As a further safeguard against pilferage and as an aid to display merchandising, I may provide racks 5c for holding merchandise articles such as lipsticks. rlhe racks 5@ are formed of sheets of transparent plastic material and may be bent in V-shaped channels having rounded webs and adapted to rest upon one arm of the channel. The other, or upper arm Eil is perforated by a plurality of holes 52, of a size suitable to receive the articles to be displayed, for example the cylindrical cases or holders commonly used to contain lipsticks, the uncovered ends of the lipsticks then projecting upwardly above the rack. These cases usually bear shade numbers or other identifying marks on their bases or ends, and as the bases of the cases rest upon the transparent supporting arms 53 of the racks Sil, the identidcation marks are clearly visible therethrough. Consequently, it is again not necessary for either a customer or a sales attendant to handle the individual lipsticks. When a customer'has selected the shade or shades of llipstick which she desires, the rack 5D containing the particular shade may be'lifted as a unit from the shelf 29 on which it rests, the identication may be read through the transparent arm 53, and delivering of merchandise of identical characteristics may be made from the storage bins 32. The entire noticeable distortion of the articles held by the racks. The racks 50 therefore combine with the transparent, mirrored, display-and-storage case, which encloses them, to accomplish the objects and purposes of the invention to a higher degree than if the merchandise `were loosely arranged upon the shelves 29. It is also to be noted that identification of the merchandise.
Obviously my invention is subject to modications in form and arrangement, therefore I do not choose to be limited to the exact embodiment herein described and illustrated, but rather to the scope and spirit of the invention as set forth in the appended claim.
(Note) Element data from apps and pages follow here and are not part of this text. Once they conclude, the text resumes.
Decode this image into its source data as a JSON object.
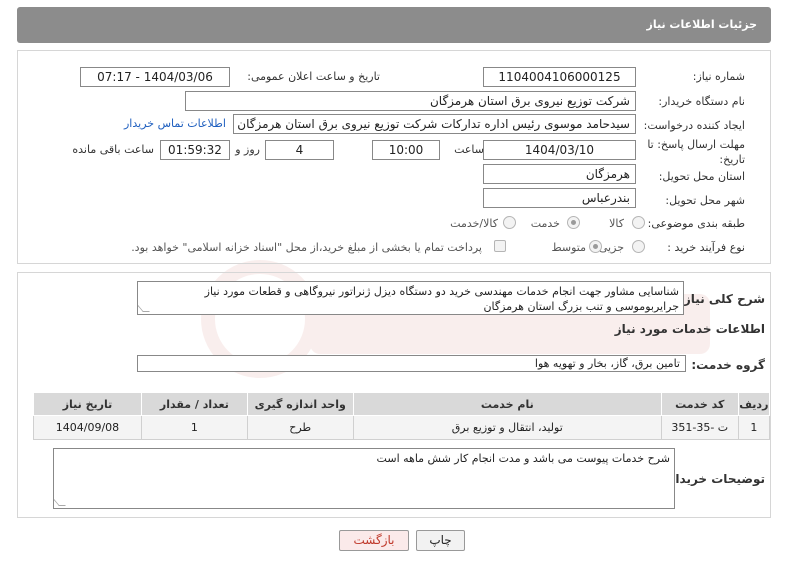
{
  "header": {
    "title": "جزئیات اطلاعات نیاز"
  },
  "form": {
    "need_number_label": "شماره نیاز:",
    "need_number": "1104004106000125",
    "announce_label": "تاریخ و ساعت اعلان عمومی:",
    "announce_value": "1404/03/06 - 07:17",
    "buyer_org_label": "نام دستگاه خریدار:",
    "buyer_org": "شرکت توزیع نیروی برق استان هرمزگان",
    "creator_label": "ایجاد کننده درخواست:",
    "creator": "سیدحامد موسوی رئیس اداره تدارکات شرکت توزیع نیروی برق استان هرمزگان",
    "contact_link": "اطلاعات تماس خریدار",
    "deadline_label_1": "مهلت ارسال پاسخ: تا",
    "deadline_label_2": "تاریخ:",
    "deadline_date": "1404/03/10",
    "time_label": "ساعت",
    "deadline_time": "10:00",
    "days_value": "4",
    "days_label": "روز و",
    "remaining_time": "01:59:32",
    "remaining_label": "ساعت باقی مانده",
    "province_label": "استان محل تحویل:",
    "province": "هرمزگان",
    "city_label": "شهر محل تحویل:",
    "city": "بندرعباس",
    "category_label": "طبقه بندی موضوعی:",
    "category_options": [
      "کالا",
      "خدمت",
      "کالا/خدمت"
    ],
    "category_selected": "خدمت",
    "process_label": "نوع فرآیند خرید :",
    "process_options": [
      "جزیی",
      "متوسط"
    ],
    "process_selected": "متوسط",
    "payment_note": "پرداخت تمام یا بخشی از مبلغ خرید،از محل \"اسناد خزانه اسلامی\" خواهد بود."
  },
  "details": {
    "summary_label": "شرح کلی نیاز:",
    "summary": "شناسایی مشاور جهت انجام خدمات مهندسی خرید دو دستگاه دیزل ژنراتور نیروگاهی و قطعات مورد نیاز جرایربوموسی و تنب بزرگ استان هرمزگان",
    "services_heading": "اطلاعات خدمات مورد نیاز",
    "service_group_label": "گروه خدمت:",
    "service_group": "تامین برق، گاز، بخار و تهویه هوا",
    "table": {
      "headers": [
        "ردیف",
        "کد خدمت",
        "نام خدمت",
        "واحد اندازه گیری",
        "تعداد / مقدار",
        "تاریخ نیاز"
      ],
      "rows": [
        [
          "1",
          "ت -35-351",
          "تولید، انتقال و توزیع برق",
          "طرح",
          "1",
          "1404/09/08"
        ]
      ]
    },
    "buyer_notes_label": "توضیحات خریدار:",
    "buyer_notes": "شرح خدمات پیوست می باشد و مدت انجام کار شش ماهه است"
  },
  "buttons": {
    "print": "چاپ",
    "back": "بازگشت"
  },
  "colors": {
    "title_bg": "#8c8c8c",
    "link": "#1f5fbf",
    "back_text": "#c0392b"
  }
}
In a cabinet for displaying and storing lipsticks and similar articles: a box-like frame having opposed open sides and vertical end walls; a vertical partition dividing the space defined by said frame into a forward display compartment and a rearward storage compartment and having a reflecting surface on its forward side; said end walls being of transparent material and having vertically spaced horizontal grooves ontheir inof said compartment is achieved; door on the open side of said forward compartrack placed on said shelves, having a marginal portion closely adjacent said reflecting surface so as to further achieve the aforesaid illusion, said rack having holes for the reception of individual articles displayed therein and being transparent to permit reading of markings on portions of said articles within said holes While said door remains closed.
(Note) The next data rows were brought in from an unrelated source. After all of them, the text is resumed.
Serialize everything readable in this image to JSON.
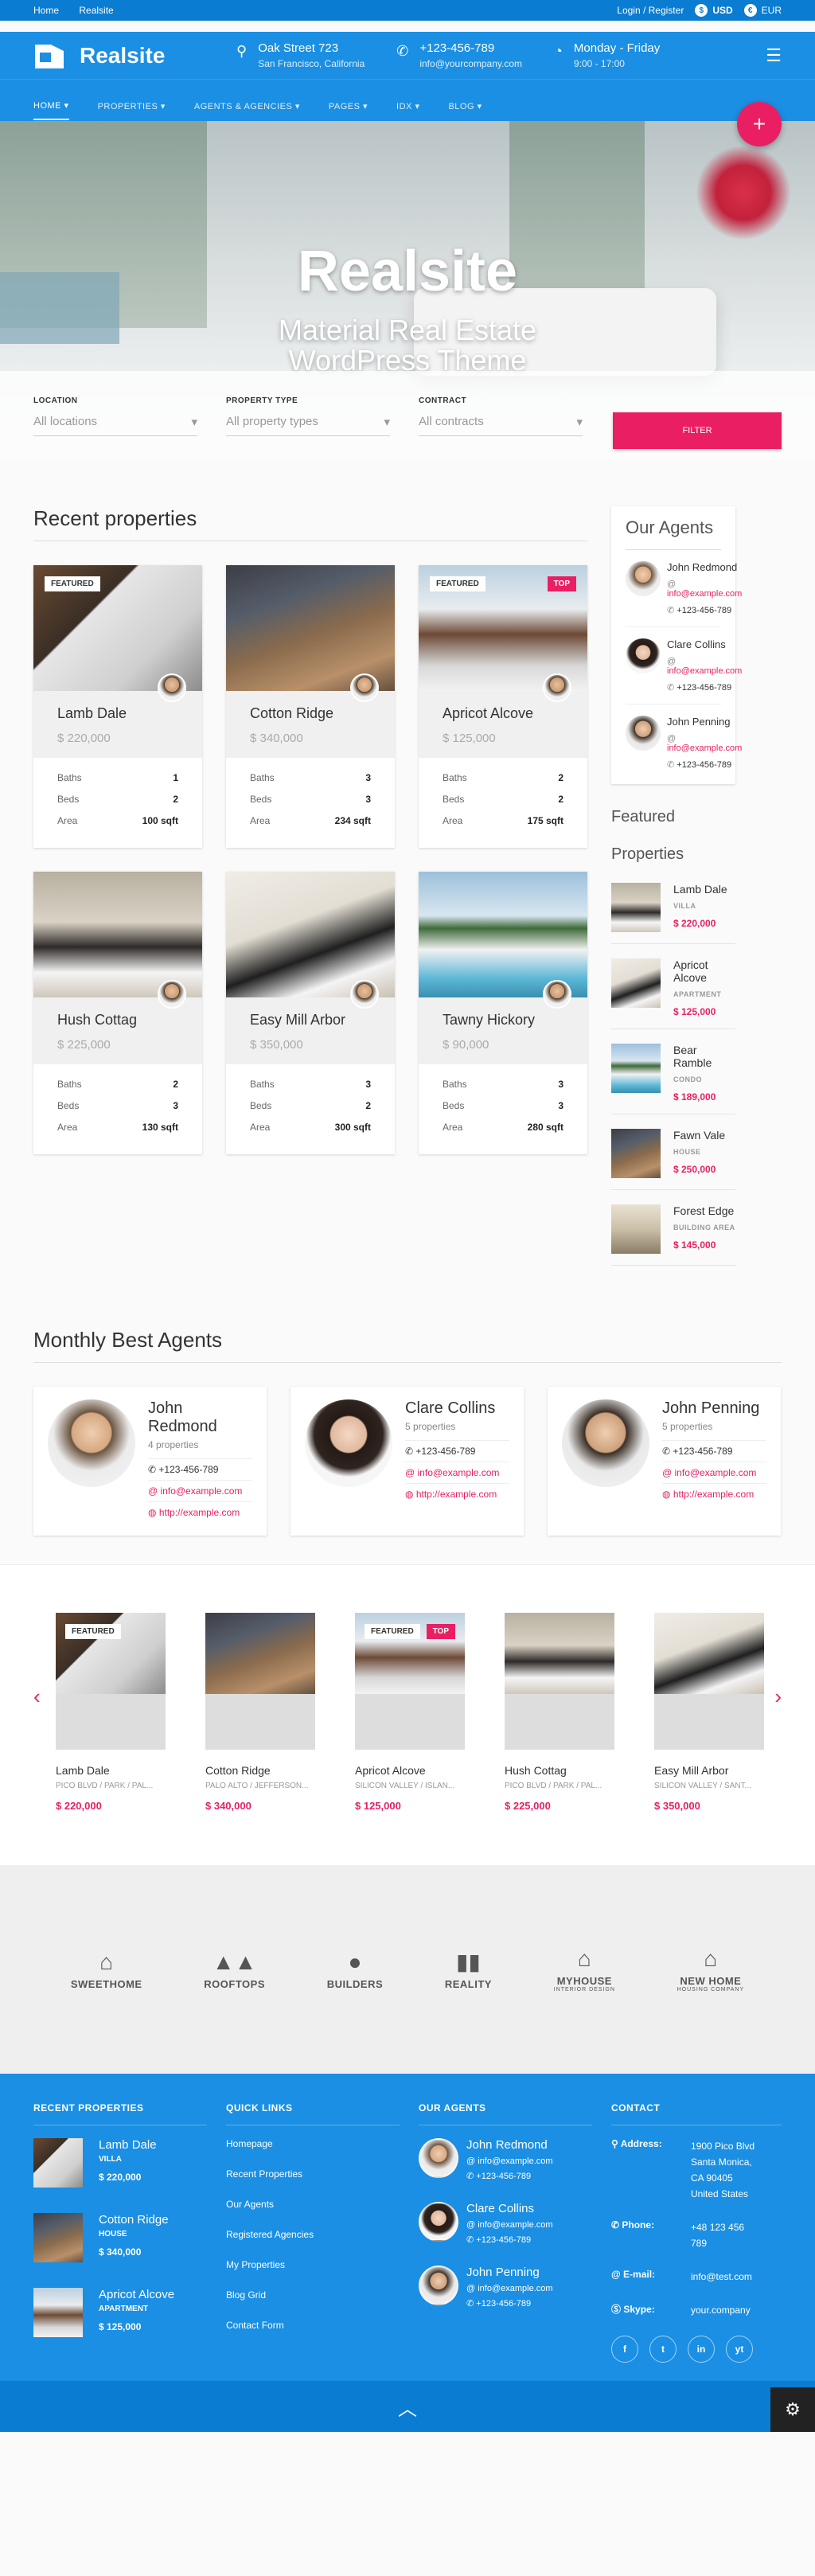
{
  "topbar": {
    "home": "Home",
    "site": "Realsite",
    "login": "Login / Register",
    "usd": "USD",
    "eur": "EUR"
  },
  "header": {
    "logo": "Realsite",
    "addr1": "Oak Street 723",
    "addr2": "San Francisco, California",
    "phone": "+123-456-789",
    "email": "info@yourcompany.com",
    "days": "Monday - Friday",
    "hours": "9:00 - 17:00"
  },
  "nav": [
    "HOME",
    "PROPERTIES",
    "AGENTS & AGENCIES",
    "PAGES",
    "IDX",
    "BLOG"
  ],
  "hero": {
    "title": "Realsite",
    "subtitle1": "Material Real Estate",
    "subtitle2": "WordPress Theme"
  },
  "search": {
    "location_label": "LOCATION",
    "location_val": "All locations",
    "type_label": "PROPERTY TYPE",
    "type_val": "All property types",
    "contract_label": "CONTRACT",
    "contract_val": "All contracts",
    "filter": "FILTER"
  },
  "recent": {
    "title": "Recent properties",
    "baths": "Baths",
    "beds": "Beds",
    "area": "Area",
    "featured": "FEATURED",
    "top": "TOP",
    "items": [
      {
        "name": "Lamb Dale",
        "price": "$ 220,000",
        "baths": "1",
        "beds": "2",
        "area": "100 sqft"
      },
      {
        "name": "Cotton Ridge",
        "price": "$ 340,000",
        "baths": "3",
        "beds": "3",
        "area": "234 sqft"
      },
      {
        "name": "Apricot Alcove",
        "price": "$ 125,000",
        "baths": "2",
        "beds": "2",
        "area": "175 sqft"
      },
      {
        "name": "Hush Cottag",
        "price": "$ 225,000",
        "baths": "2",
        "beds": "3",
        "area": "130 sqft"
      },
      {
        "name": "Easy Mill Arbor",
        "price": "$ 350,000",
        "baths": "3",
        "beds": "2",
        "area": "300 sqft"
      },
      {
        "name": "Tawny Hickory",
        "price": "$ 90,000",
        "baths": "3",
        "beds": "3",
        "area": "280 sqft"
      }
    ]
  },
  "our_agents": {
    "title": "Our Agents",
    "items": [
      {
        "name": "John Redmond",
        "email": "info@example.com",
        "phone": "+123-456-789"
      },
      {
        "name": "Clare Collins",
        "email": "info@example.com",
        "phone": "+123-456-789"
      },
      {
        "name": "John Penning",
        "email": "info@example.com",
        "phone": "+123-456-789"
      }
    ]
  },
  "featured": {
    "title1": "Featured",
    "title2": "Properties",
    "items": [
      {
        "name": "Lamb Dale",
        "kind": "VILLA",
        "price": "$ 220,000"
      },
      {
        "name": "Apricot Alcove",
        "kind": "APARTMENT",
        "price": "$ 125,000"
      },
      {
        "name": "Bear Ramble",
        "kind": "CONDO",
        "price": "$ 189,000"
      },
      {
        "name": "Fawn Vale",
        "kind": "HOUSE",
        "price": "$ 250,000"
      },
      {
        "name": "Forest Edge",
        "kind": "BUILDING AREA",
        "price": "$ 145,000"
      }
    ]
  },
  "best_agents": {
    "title": "Monthly Best Agents",
    "items": [
      {
        "name": "John Redmond",
        "count": "4 properties",
        "phone": "+123-456-789",
        "email": "info@example.com",
        "web": "http://example.com"
      },
      {
        "name": "Clare Collins",
        "count": "5 properties",
        "phone": "+123-456-789",
        "email": "info@example.com",
        "web": "http://example.com"
      },
      {
        "name": "John Penning",
        "count": "5 properties",
        "phone": "+123-456-789",
        "email": "info@example.com",
        "web": "http://example.com"
      }
    ]
  },
  "carousel": {
    "featured": "FEATURED",
    "top": "TOP",
    "items": [
      {
        "name": "Lamb Dale",
        "addr": "PICO BLVD / PARK / PAL...",
        "price": "$ 220,000"
      },
      {
        "name": "Cotton Ridge",
        "addr": "PALO ALTO / JEFFERSON...",
        "price": "$ 340,000"
      },
      {
        "name": "Apricot Alcove",
        "addr": "SILICON VALLEY / ISLAN...",
        "price": "$ 125,000"
      },
      {
        "name": "Hush Cottag",
        "addr": "PICO BLVD / PARK / PAL...",
        "price": "$ 225,000"
      },
      {
        "name": "Easy Mill Arbor",
        "addr": "SILICON VALLEY / SANT...",
        "price": "$ 350,000"
      }
    ]
  },
  "brands": [
    {
      "name": "SWEETHOME",
      "sub": ""
    },
    {
      "name": "ROOFTOPS",
      "sub": ""
    },
    {
      "name": "BUILDERS",
      "sub": ""
    },
    {
      "name": "REALITY",
      "sub": ""
    },
    {
      "name": "MYHOUSE",
      "sub": "INTERIOR DESIGN"
    },
    {
      "name": "NEW HOME",
      "sub": "HOUSING COMPANY"
    }
  ],
  "footer": {
    "recent_h": "RECENT PROPERTIES",
    "links_h": "QUICK LINKS",
    "agents_h": "OUR AGENTS",
    "contact_h": "CONTACT",
    "recent": [
      {
        "name": "Lamb Dale",
        "kind": "VILLA",
        "price": "$ 220,000"
      },
      {
        "name": "Cotton Ridge",
        "kind": "HOUSE",
        "price": "$ 340,000"
      },
      {
        "name": "Apricot Alcove",
        "kind": "APARTMENT",
        "price": "$ 125,000"
      }
    ],
    "links": [
      "Homepage",
      "Recent Properties",
      "Our Agents",
      "Registered Agencies",
      "My Properties",
      "Blog Grid",
      "Contact Form"
    ],
    "agents": [
      {
        "name": "John Redmond",
        "email": "info@example.com",
        "phone": "+123-456-789"
      },
      {
        "name": "Clare Collins",
        "email": "info@example.com",
        "phone": "+123-456-789"
      },
      {
        "name": "John Penning",
        "email": "info@example.com",
        "phone": "+123-456-789"
      }
    ],
    "address_k": "Address:",
    "address_1": "1900 Pico Blvd",
    "address_2": "Santa Monica,",
    "address_3": "CA 90405",
    "address_4": "United States",
    "phone_k": "Phone:",
    "phone_v1": "+48 123 456",
    "phone_v2": "789",
    "email_k": "E-mail:",
    "email_v": "info@test.com",
    "skype_k": "Skype:",
    "skype_v": "your.company",
    "social": [
      "f",
      "t",
      "in",
      "yt"
    ]
  }
}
References Cited in the file of this patent UNITED STATES PATENTS Number Name Date 460,748 Hartmann Oct. 6, 1891 635,191 Sanger et al Oct. 17, 1899 1,563,799 Scherer Dec. 1, 1925 1,766,632 Haslup June 24, 1930 1,873,140 McGaugh Aug.. 23, 1932 1,878,072 Vance Sept. 20, 1932 2,049,594 Stultz Aug. 4, 1936 2,260,086 Matter Oct. 21, 1941